PROBLEM TO SOLVE.
Among the entries below, find each line holding "limited" and return it.

Element data from apps and pages.
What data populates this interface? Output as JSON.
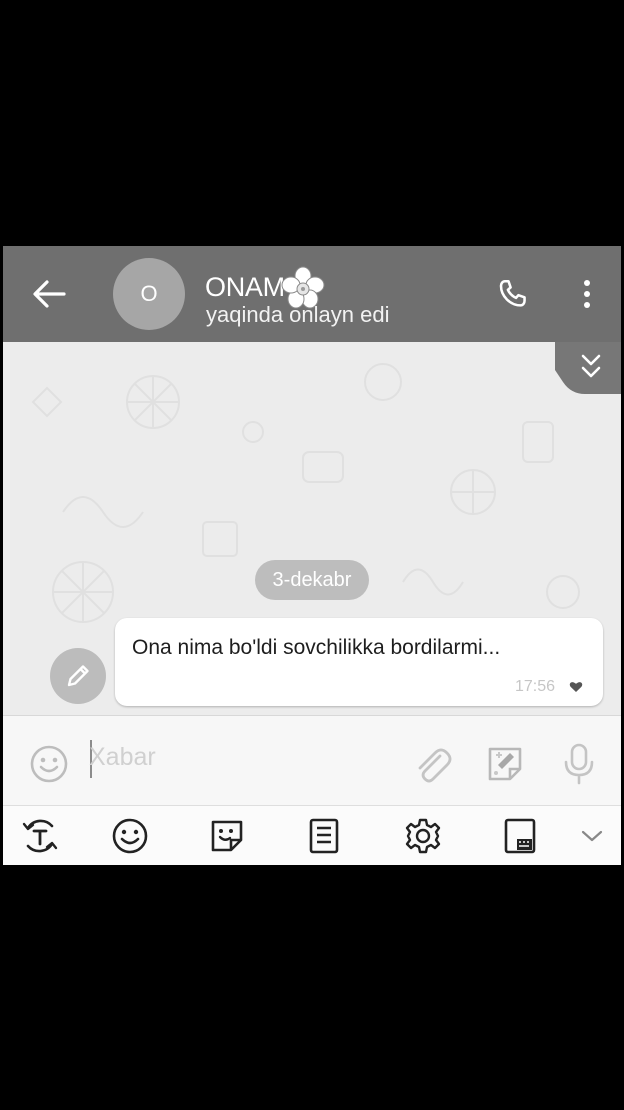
{
  "header": {
    "title": "ONAM",
    "title_emoji": "flower-icon",
    "status": "yaqinda onlayn edi",
    "avatar_letter": "O",
    "icons": [
      "back-arrow-icon",
      "phone-icon",
      "more-vert-icon"
    ]
  },
  "chat": {
    "date_label": "3-dekabr",
    "messages": [
      {
        "text": "Ona nima bo'ldi sovchilikka bordilarmi...",
        "time": "17:56",
        "status_icon": "heart-icon"
      }
    ]
  },
  "input": {
    "placeholder": "Xabar",
    "value": "",
    "icons": [
      "emoji-icon",
      "attach-icon",
      "sticker-icon",
      "microphone-icon"
    ]
  },
  "keyboard_toolbar": {
    "icons": [
      "translate-icon",
      "emoji-icon",
      "sticker-icon",
      "clipboard-icon",
      "settings-icon",
      "keyboard-icon",
      "chevron-down-icon"
    ]
  },
  "colors": {
    "header_bg": "#6f6f6f",
    "chat_bg": "#ececec",
    "bubble_bg": "#ffffff",
    "date_badge_bg": "#bdbdbd"
  }
}
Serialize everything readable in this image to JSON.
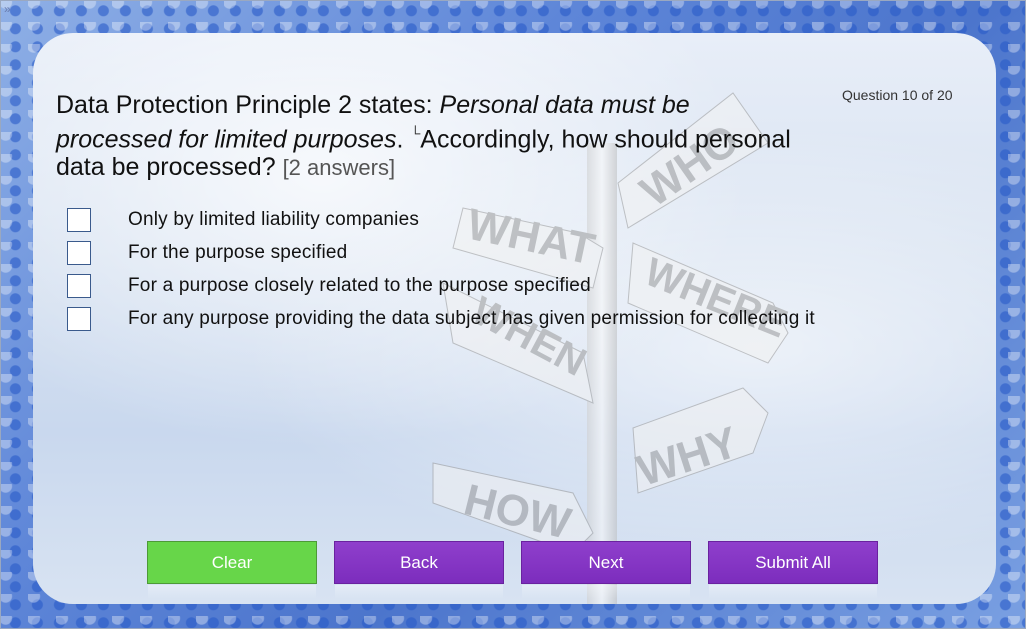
{
  "header": {
    "expand_glyph": "»"
  },
  "counter": "Question 10 of 20",
  "question": {
    "prefix": "Data Protection Principle 2 states: ",
    "emphasis": "Personal data must be processed for limited purposes",
    "period": ".",
    "corner_mark": "└",
    "rest": "Accordingly, how should personal data be processed?",
    "hint": "[2 answers]"
  },
  "options": [
    {
      "label": "Only by limited liability companies",
      "checked": false
    },
    {
      "label": "For the purpose specified",
      "checked": false
    },
    {
      "label": "For a purpose closely related to the purpose specified",
      "checked": false
    },
    {
      "label": "For any purpose providing the data subject has given permission for collecting it",
      "checked": false
    }
  ],
  "signpost_words": [
    "WHO",
    "WHAT",
    "WHERE",
    "WHEN",
    "WHY",
    "HOW"
  ],
  "buttons": {
    "clear": "Clear",
    "back": "Back",
    "next": "Next",
    "submit_all": "Submit All"
  },
  "colors": {
    "clear_button": "#67d649",
    "nav_buttons": "#8231c2",
    "checkbox_border": "#3a5a8c"
  }
}
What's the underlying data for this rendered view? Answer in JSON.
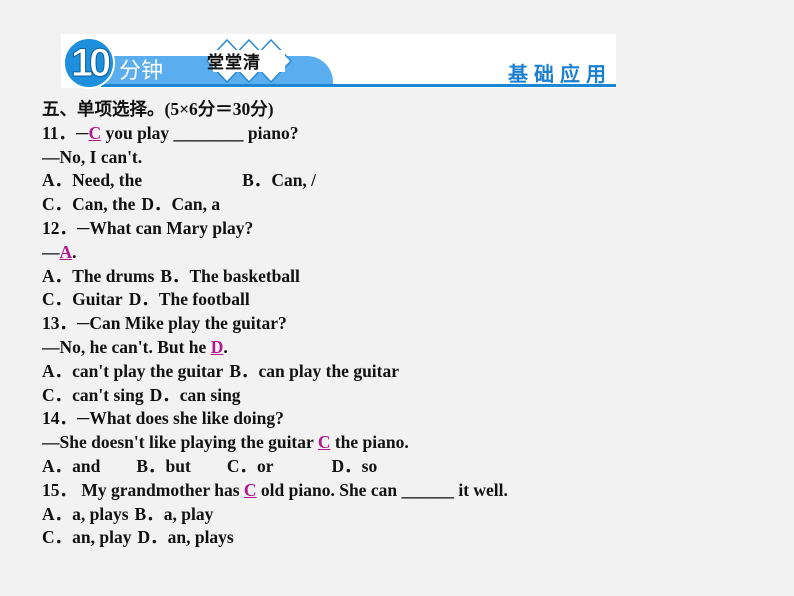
{
  "banner": {
    "number": "10",
    "minutes_label": "分钟",
    "badge_label": "堂堂清",
    "section_label": "基础应用",
    "colors": {
      "primary_blue": "#1e8fdc",
      "light_blue": "#5aaeef",
      "answer_magenta": "#b3198f"
    }
  },
  "section_title": "五、单项选择。(5×6分＝30分)",
  "questions": [
    {
      "number": "11．",
      "stem_pre": "─",
      "answer": "C",
      "stem_post": " you play ________ piano?",
      "reply": "—No, I can't.",
      "options": [
        {
          "letter": "A．",
          "text": "Need, the"
        },
        {
          "letter": "B．",
          "text": "Can, /"
        },
        {
          "letter": "C．",
          "text": "Can, the"
        },
        {
          "letter": "D．",
          "text": "Can, a"
        }
      ]
    },
    {
      "number": "12．",
      "stem": "─What can Mary play?",
      "reply_pre": "—",
      "answer": "A",
      "reply_post": ".",
      "options": [
        {
          "letter": "A．",
          "text": "The drums"
        },
        {
          "letter": "B．",
          "text": "The basketball"
        },
        {
          "letter": "C．",
          "text": "Guitar"
        },
        {
          "letter": "D．",
          "text": "The football"
        }
      ]
    },
    {
      "number": "13．",
      "stem": "─Can Mike play the guitar?",
      "reply_pre": "—No, he can't. But he ",
      "answer": "D",
      "reply_post": ".",
      "options": [
        {
          "letter": "A．",
          "text": "can't play the guitar"
        },
        {
          "letter": "B．",
          "text": "can play the guitar"
        },
        {
          "letter": "C．",
          "text": "can't sing"
        },
        {
          "letter": "D．",
          "text": "can sing"
        }
      ]
    },
    {
      "number": "14．",
      "stem": "─What does she like doing?",
      "reply_pre": "—She doesn't like playing the guitar ",
      "answer": "C",
      "reply_post": " the piano.",
      "options": [
        {
          "letter": "A．",
          "text": "and"
        },
        {
          "letter": "B．",
          "text": "but"
        },
        {
          "letter": "C．",
          "text": "or"
        },
        {
          "letter": "D．",
          "text": "so"
        }
      ]
    },
    {
      "number": "15．",
      "stem_pre": " My grandmother has ",
      "answer": "C",
      "stem_post": " old piano. She can ______ it well.",
      "options": [
        {
          "letter": "A．",
          "text": "a, plays"
        },
        {
          "letter": "B．",
          "text": "a, play"
        },
        {
          "letter": "C．",
          "text": "an, play"
        },
        {
          "letter": "D．",
          "text": "an, plays"
        }
      ]
    }
  ]
}
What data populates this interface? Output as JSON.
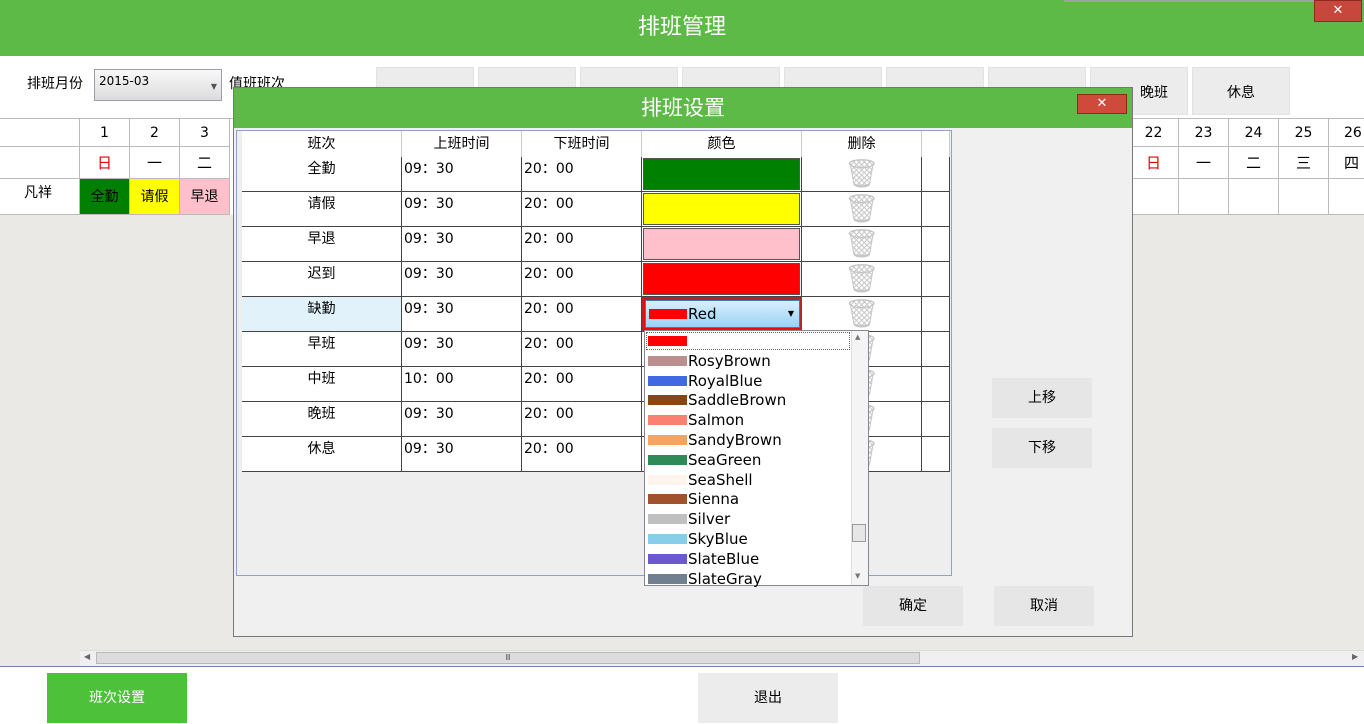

REPLY.
    "emphasis": "Personal data must be processed for limited purposes",
      "label": "Only by limited liability companies",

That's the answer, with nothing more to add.